I’m kind of ashamed to admit that, when it comes to Sara Zarr’s novels, I appreciate them as good literary examples, but otherwise don’t often connect with them as much as I feel I should. HOW TO SAVE A LIFE is no exception. Once again, Sara Zarr elevates the writing of a common yet controversial topic to a literary level, but falls short of the emotional connection I need to consider books and authors my favorites.
HOW TO SAVE A LIFE’s strength lies not in a flowing plot, but rather in the inner thoughts of the characters. Thus, this book will work better for you if you like character-driven novels. Just to make it straight, I like strong and well-developed characters as much as anyone, but I admit to being disappointed when character-driven novels come at the expense of real plot. And this book has a lot of inner monologue, but not much plot. Jill and Mandy are fine main characters if you like ‘em passively angsty and full of inner monologue. But really, the plot—or the lack thereof—really drags. Jill goes to school and angst with her faux-friends, and Mandy stays at home and angsts. Fun times.
The truth of the matter is that I feel like HOW TO SAVE A LIFE attempts to do so much more than it actually ends up doing. There’s a POC love interest, an unusual family situation, teen pregnancy, abuse, the ending of a relationship…but I never felt the full power or emotions that each one of these deserves. In short, I felt like this book tackles YA clichés without much oomph behind it.
Some character-driven novels with little to no plot can make me climb on top of tables and blast-sing its praises (see: Melina Marchetta); HOW TO SAVE A LIFE, however, kind of just made me hum a little, under my breath. I recognize that my appreciation-but-not-love for this book is totally a personal thing, because the majority of people have loved and probably will love this book. Just putting another point of view out there, for any fishies who want to bite.

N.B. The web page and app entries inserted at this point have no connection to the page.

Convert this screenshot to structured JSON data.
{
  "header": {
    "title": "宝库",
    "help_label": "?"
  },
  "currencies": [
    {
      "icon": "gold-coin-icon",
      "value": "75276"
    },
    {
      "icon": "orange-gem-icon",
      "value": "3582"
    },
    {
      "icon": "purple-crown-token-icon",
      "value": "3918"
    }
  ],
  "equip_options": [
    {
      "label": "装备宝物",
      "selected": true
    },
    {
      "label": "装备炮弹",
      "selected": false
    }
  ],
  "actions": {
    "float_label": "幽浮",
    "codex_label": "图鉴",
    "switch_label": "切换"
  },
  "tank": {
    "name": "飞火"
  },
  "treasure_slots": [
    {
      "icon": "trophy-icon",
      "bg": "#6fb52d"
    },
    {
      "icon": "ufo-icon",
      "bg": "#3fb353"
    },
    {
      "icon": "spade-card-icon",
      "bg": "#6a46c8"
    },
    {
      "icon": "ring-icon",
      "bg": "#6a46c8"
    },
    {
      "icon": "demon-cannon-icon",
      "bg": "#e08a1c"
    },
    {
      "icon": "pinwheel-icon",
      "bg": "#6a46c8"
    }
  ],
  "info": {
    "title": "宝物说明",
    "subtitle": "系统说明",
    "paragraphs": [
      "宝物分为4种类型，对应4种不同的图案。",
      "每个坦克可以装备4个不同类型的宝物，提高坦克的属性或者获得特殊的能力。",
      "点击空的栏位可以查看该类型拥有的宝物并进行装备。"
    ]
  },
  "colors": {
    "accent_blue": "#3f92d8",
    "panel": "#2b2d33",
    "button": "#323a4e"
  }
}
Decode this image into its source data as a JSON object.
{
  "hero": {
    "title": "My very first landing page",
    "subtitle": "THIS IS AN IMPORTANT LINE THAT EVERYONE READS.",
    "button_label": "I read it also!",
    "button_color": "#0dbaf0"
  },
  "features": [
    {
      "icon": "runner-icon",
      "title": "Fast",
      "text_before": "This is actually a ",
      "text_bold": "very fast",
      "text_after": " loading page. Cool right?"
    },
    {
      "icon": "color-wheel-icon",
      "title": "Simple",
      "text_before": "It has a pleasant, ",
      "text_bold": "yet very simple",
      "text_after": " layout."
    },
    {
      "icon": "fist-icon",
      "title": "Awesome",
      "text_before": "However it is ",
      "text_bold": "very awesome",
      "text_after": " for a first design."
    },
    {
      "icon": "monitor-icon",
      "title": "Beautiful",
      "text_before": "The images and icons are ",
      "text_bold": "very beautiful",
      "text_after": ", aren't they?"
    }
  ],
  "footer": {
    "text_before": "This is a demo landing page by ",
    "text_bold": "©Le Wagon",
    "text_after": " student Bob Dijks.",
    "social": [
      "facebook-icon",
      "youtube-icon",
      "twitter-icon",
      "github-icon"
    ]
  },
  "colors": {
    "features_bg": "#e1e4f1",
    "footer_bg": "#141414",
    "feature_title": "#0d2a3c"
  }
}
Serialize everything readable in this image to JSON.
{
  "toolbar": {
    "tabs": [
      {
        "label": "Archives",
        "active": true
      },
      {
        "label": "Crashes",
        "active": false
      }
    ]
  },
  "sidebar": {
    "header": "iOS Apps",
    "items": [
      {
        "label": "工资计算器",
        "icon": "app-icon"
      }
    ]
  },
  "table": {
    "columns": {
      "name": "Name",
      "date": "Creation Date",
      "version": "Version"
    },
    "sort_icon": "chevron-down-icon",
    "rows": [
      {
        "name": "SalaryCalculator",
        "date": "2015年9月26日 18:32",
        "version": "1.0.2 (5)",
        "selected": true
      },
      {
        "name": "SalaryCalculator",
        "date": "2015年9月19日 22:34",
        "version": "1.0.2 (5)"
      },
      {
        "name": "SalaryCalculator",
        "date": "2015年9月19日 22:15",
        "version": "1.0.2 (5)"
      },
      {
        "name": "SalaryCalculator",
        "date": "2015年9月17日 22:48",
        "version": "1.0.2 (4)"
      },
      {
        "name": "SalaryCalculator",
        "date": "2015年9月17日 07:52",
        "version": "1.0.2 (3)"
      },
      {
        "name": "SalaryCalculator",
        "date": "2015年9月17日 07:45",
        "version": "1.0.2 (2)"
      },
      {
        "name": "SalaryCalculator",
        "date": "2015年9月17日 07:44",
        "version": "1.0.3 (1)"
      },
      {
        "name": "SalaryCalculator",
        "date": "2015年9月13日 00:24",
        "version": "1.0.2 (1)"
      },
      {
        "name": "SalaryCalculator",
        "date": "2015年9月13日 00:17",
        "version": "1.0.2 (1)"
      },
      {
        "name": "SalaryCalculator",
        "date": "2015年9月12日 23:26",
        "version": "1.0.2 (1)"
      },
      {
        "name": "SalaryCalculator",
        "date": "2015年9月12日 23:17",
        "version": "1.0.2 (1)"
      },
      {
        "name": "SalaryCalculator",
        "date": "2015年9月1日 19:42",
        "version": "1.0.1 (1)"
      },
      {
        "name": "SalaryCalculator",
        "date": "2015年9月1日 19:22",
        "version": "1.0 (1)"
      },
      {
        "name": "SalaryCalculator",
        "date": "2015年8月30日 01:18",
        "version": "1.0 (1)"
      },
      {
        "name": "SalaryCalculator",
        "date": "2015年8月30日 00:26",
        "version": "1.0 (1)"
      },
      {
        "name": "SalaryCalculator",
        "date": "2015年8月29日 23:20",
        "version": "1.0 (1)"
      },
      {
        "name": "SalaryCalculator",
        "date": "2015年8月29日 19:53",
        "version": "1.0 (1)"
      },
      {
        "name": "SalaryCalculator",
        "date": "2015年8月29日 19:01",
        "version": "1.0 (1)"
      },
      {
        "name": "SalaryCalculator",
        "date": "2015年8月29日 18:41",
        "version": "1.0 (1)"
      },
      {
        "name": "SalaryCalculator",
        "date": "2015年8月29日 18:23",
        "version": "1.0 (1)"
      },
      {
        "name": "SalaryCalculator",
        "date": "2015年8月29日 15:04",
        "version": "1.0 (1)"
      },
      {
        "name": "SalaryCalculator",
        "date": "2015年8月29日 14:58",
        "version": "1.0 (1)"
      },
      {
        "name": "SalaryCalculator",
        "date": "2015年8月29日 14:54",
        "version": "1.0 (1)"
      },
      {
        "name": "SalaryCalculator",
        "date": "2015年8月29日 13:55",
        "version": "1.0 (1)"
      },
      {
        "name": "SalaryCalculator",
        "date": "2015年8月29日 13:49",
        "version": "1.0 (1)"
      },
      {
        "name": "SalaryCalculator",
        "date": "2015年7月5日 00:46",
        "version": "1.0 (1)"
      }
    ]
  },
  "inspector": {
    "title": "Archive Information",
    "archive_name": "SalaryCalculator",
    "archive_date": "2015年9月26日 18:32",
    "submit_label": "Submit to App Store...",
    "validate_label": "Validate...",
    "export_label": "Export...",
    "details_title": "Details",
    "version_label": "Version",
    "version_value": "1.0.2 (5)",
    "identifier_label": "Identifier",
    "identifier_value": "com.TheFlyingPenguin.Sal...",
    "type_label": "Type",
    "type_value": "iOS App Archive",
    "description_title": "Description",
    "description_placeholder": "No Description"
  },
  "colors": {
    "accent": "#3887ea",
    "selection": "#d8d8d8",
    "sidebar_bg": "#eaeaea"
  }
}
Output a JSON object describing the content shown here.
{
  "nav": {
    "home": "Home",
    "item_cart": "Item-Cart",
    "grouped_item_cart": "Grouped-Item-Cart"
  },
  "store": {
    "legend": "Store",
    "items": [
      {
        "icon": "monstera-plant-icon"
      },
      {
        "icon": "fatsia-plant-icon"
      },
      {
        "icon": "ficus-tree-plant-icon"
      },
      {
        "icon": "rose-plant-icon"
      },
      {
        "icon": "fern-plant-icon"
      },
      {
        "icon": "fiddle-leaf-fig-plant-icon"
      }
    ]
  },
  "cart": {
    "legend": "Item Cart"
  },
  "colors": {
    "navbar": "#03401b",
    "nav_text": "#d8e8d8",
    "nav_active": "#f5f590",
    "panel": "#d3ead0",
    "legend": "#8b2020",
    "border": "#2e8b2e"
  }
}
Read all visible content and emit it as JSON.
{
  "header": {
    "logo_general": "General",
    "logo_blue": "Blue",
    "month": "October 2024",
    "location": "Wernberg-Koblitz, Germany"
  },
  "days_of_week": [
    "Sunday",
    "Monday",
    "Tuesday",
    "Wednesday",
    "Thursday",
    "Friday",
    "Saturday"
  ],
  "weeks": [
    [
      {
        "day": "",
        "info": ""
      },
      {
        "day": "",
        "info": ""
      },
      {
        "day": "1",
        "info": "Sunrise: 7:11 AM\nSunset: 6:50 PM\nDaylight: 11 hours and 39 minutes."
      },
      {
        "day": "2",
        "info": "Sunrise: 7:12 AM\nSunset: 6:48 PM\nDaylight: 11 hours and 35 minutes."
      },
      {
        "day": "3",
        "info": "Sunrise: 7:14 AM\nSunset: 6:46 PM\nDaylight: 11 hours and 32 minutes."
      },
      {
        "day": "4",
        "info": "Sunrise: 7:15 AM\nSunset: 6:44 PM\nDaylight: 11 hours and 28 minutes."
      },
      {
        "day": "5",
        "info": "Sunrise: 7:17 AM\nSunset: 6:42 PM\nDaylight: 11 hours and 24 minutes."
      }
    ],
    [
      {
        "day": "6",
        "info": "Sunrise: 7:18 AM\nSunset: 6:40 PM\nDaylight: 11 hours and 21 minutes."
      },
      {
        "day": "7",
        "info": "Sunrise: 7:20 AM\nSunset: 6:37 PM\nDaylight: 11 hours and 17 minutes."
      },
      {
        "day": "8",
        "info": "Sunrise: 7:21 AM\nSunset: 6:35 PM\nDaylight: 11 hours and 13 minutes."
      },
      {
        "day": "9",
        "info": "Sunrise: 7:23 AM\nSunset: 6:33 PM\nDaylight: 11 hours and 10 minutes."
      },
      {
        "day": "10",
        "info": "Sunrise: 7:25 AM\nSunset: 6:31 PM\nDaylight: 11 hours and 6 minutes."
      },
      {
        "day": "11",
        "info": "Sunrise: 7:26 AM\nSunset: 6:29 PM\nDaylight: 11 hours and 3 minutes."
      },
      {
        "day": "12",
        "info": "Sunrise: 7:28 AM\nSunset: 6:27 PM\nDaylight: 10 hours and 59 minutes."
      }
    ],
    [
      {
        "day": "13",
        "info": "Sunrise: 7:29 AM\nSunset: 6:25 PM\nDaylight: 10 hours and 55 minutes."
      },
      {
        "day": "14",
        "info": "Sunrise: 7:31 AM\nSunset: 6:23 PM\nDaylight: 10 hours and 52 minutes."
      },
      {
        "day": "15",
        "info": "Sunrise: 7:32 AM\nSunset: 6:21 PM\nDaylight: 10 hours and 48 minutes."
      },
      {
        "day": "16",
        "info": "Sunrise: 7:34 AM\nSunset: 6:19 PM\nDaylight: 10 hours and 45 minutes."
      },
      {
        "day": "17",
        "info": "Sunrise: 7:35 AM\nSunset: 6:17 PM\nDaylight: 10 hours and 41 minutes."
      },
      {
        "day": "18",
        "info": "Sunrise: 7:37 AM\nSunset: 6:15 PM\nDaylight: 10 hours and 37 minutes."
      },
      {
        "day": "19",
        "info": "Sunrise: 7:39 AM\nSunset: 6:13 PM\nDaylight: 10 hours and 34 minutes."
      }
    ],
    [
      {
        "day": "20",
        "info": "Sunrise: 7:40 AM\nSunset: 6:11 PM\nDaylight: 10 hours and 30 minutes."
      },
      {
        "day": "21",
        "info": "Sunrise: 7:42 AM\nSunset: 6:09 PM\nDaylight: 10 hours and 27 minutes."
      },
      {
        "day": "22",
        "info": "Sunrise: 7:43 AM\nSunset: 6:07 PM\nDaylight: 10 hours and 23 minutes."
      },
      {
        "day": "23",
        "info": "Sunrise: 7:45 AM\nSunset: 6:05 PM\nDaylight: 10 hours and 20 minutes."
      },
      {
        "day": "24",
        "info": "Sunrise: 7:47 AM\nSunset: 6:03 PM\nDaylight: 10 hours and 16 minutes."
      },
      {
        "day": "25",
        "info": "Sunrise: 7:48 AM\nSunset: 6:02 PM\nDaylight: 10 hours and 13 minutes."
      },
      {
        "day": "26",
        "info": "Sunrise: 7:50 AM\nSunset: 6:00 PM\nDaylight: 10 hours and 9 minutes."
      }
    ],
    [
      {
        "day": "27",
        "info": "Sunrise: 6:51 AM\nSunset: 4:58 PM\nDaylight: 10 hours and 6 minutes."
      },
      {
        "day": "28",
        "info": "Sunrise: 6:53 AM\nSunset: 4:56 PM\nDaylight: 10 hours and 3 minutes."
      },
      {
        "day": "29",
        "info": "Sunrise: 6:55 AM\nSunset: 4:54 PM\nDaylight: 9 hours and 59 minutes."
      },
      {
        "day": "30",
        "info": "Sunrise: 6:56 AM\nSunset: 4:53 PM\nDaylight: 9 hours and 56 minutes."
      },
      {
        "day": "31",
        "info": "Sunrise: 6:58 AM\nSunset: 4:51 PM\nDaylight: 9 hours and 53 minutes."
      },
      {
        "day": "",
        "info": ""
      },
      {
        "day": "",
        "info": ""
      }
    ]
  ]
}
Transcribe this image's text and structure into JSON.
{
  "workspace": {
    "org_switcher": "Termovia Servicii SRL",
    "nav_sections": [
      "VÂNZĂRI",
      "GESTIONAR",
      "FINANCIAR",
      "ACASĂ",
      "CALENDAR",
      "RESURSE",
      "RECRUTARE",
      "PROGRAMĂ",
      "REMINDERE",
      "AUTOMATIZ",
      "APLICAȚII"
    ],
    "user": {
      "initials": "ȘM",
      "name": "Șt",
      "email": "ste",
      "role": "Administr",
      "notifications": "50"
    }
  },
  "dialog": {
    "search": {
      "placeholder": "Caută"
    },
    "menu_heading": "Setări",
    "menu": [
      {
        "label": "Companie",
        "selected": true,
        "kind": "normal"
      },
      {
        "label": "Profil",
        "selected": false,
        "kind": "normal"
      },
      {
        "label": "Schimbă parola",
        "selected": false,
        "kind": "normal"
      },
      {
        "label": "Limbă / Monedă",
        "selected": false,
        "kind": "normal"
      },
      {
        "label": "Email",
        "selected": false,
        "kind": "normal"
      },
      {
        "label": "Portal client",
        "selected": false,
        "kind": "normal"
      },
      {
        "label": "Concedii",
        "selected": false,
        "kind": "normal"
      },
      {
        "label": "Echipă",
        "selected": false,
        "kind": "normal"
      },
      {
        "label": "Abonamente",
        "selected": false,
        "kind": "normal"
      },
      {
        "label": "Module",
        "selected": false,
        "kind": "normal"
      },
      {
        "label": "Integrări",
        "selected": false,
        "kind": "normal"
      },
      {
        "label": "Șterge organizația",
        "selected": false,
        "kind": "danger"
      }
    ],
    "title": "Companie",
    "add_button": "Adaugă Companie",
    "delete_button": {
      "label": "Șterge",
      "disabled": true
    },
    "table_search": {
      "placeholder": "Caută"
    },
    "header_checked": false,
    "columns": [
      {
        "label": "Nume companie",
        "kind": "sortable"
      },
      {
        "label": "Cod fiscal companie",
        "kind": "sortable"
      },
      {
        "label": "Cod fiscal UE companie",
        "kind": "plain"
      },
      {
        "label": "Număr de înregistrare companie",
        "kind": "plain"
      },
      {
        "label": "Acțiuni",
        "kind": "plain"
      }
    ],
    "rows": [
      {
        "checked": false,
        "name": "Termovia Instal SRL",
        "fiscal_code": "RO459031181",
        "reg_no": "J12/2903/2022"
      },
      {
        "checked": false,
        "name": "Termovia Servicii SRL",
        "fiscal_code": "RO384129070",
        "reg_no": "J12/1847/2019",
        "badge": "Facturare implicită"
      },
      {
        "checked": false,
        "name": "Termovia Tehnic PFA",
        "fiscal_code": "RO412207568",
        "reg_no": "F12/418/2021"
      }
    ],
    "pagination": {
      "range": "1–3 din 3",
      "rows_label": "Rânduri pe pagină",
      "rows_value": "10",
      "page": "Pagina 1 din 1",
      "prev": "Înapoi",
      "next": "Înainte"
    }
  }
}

Cover discussion: The scene makes some more sense after reading the book. However, I can't get past that stupid song by The Fray every time I think about this book or see its cover...
Little, Brown / Oct. 18, 2011 / Hardcover / 352pp. / $17.99
Review copy requested from NetGalley.
Interview with Sara Zarr
This book actually started with a writing prompt from NAMING THE WORLD, a great book on craft edited by Bret Anthony Johnston. The initial scene, from the prompt, was basically what became the first chapter - Jill waiting, with her mother, for the train that brings a pregnant teenager, Mandy, into their lives. When I went back to that exercise months and months later, I thought, "Hey, this is a story!" I had questions: Why did Jill's mother want to adopt, at her age? What did Jill think about it? Why didn't Mandy want to keep the baby, and what were the circumstances of its conception? The story unfolded from there.
2. Which character in HOW TO SAVE A LIFE do you relate to best?
Anyone who knows me will see a lot of Sara in Jill. In my late teens and early twenties, especially, I was very sarcastic and impatient, and intolerant of people, and all of that was a mask for pain and insecurity. I wanted to keep people at a certain distance to avoid any mess or potential loss or abandonment.
3. Would you consider writing in a different fictional genre? What other genres appeal to you as a writer?
There are a lot of things I'd like to try, including adult fiction, screenwriting, short fiction. Maybe even something fantastical or historical if I had the right idea.
4. What was the best piece of writing advice you ever received?
I'm not great at answering questions about "bests", but here's a good, practical piece of advice I almost always heed: leave off every writing session in the middle of a scene or, even better, the middle of a sentence. That takes care of the momentum or blank page problem that can keep so many of us from getting our work done.
5. Current guilty pleasure(s)?
I try not to feel too guilty about any pleasure, but I think a lot of people I know would frown upon my love of country radio.
Thanks for answering my questions, Sara, and thanks to Ames for setting up this blog tour. The next stops on the tour are:
10/19 - largeheartedboy.com
10/20 - foreveryoungadult.com
10/21 – hookedtobooks.com
10/24 – chasingray.com
Hope you check them out in the next few days!